Bentley, a fact confirmed by a partner in M&C Saatchi.
Appearances are everything to Maurice and now that he had a new agency,
he needed to show everything was right within his world.
Demons still plagued him, however. Either he couldn’t believe the truth
or he chose to ignore it: that his downfall was cleverly orchestrated
not by a peer, which is what he considered Robert Louis-Dreyfus, but by
individuals he felt were below him and who, therefore, he did not take
These included Suzanna Taverne (recruited by Maurice to construct a
strategic review of the Saatchi group), Ted Levitt (a group board
member), the group corporate secretary, Graham Howell, and Herro.
As one person with intimate knowledge of the events leading to Maurice’s
ousting said in June 1996: ’Suzanna and Ted supplied the bullets that
Herro shot.’ Herro would not be specific, but one person close to him
said: ’Don’t underestimate what he got from Howell.’ Howell was hired by
Saatchi and Saatchi plc in 1994, shortly after he resigned as director
of legal and personnel services at London Weekend Television. He was
unimpressed with Maurice’s lack of concern toward shareholders, which
was in sharp contrast to his former employer.
However, Maurice set past troubles aside as M&C Saatchi reached its
first birthday and prepared to move out of its temporary headquarters in
Marylebone Lane. The estimated cost to M&C Saatchi to renovate its new
Golden Square offices: pounds 3.5 million. Cynics said that the agency
was erecting an 80s building in the 90s.
Such criticism, as usual, fell on Maurice’s deaf ears. Anyone who
wondered whether he had learned anything from the lesson of his former
company had meted out should note that M&C Saatchi, in late 1996, had no
plans to go public. Instead, it would remain a private company, far from
the scrutiny of meddling shareholders.
On 21 August 1996, Maurice became Lord Saatchi. John Major had rewarded
him for almost two decades of loyal service to the Conservatives with a
Instantly, his critics seized upon the honour to ridicule Maurice. A

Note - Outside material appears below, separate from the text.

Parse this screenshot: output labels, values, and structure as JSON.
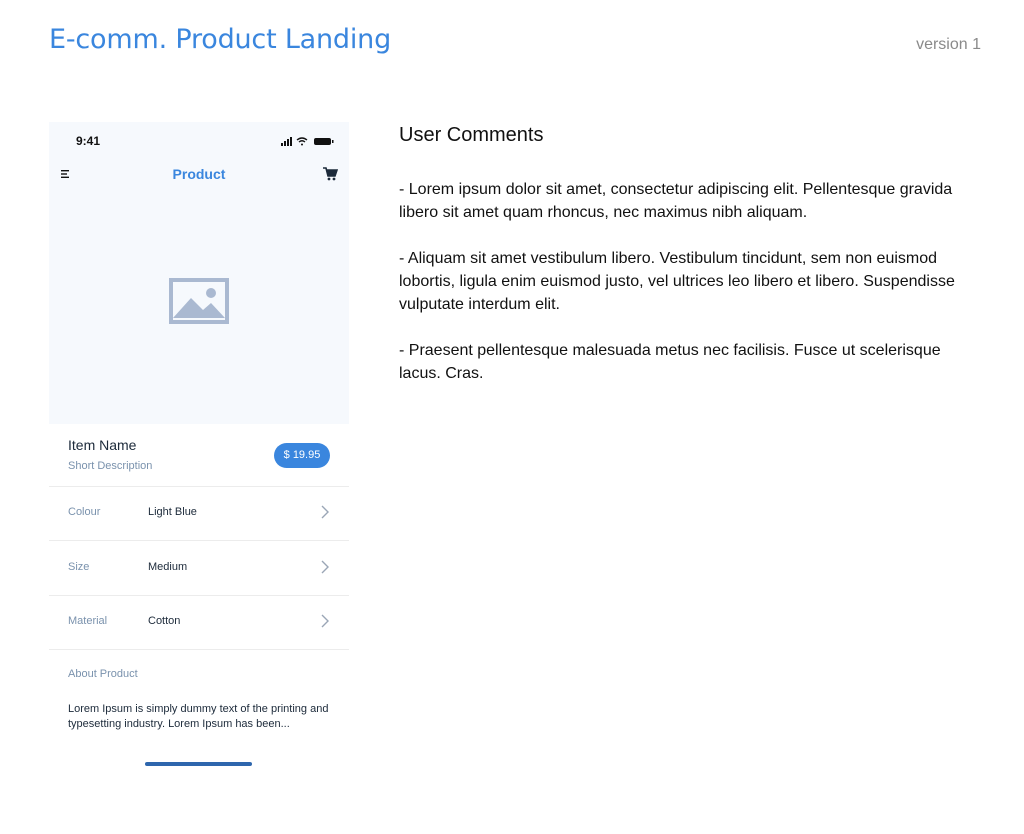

Labour spokesman suggested that he be dubbed ’lord of the lies’.
If such sniping hurt Lord Saatchi, he didn’t show it. He had risen to a
status reserved in the UK for only a handful. Along the way, he created
hundreds of jobs and made more than one employee, including himself, of
course, quite rich.
He had got away with a tremendous amount and had almost everything he
wanted, with one critical exception.
Cordiant - and Saatchi and Saatchi Advertising - survived.
Taken from ’Conflicting Accounts: The Creation and Crash of the Saatchi
and Saatchi Advertising Empire’, by Kevin Goldman, which was published
in the US by Simon and Schuster last week and will be on sale in the UK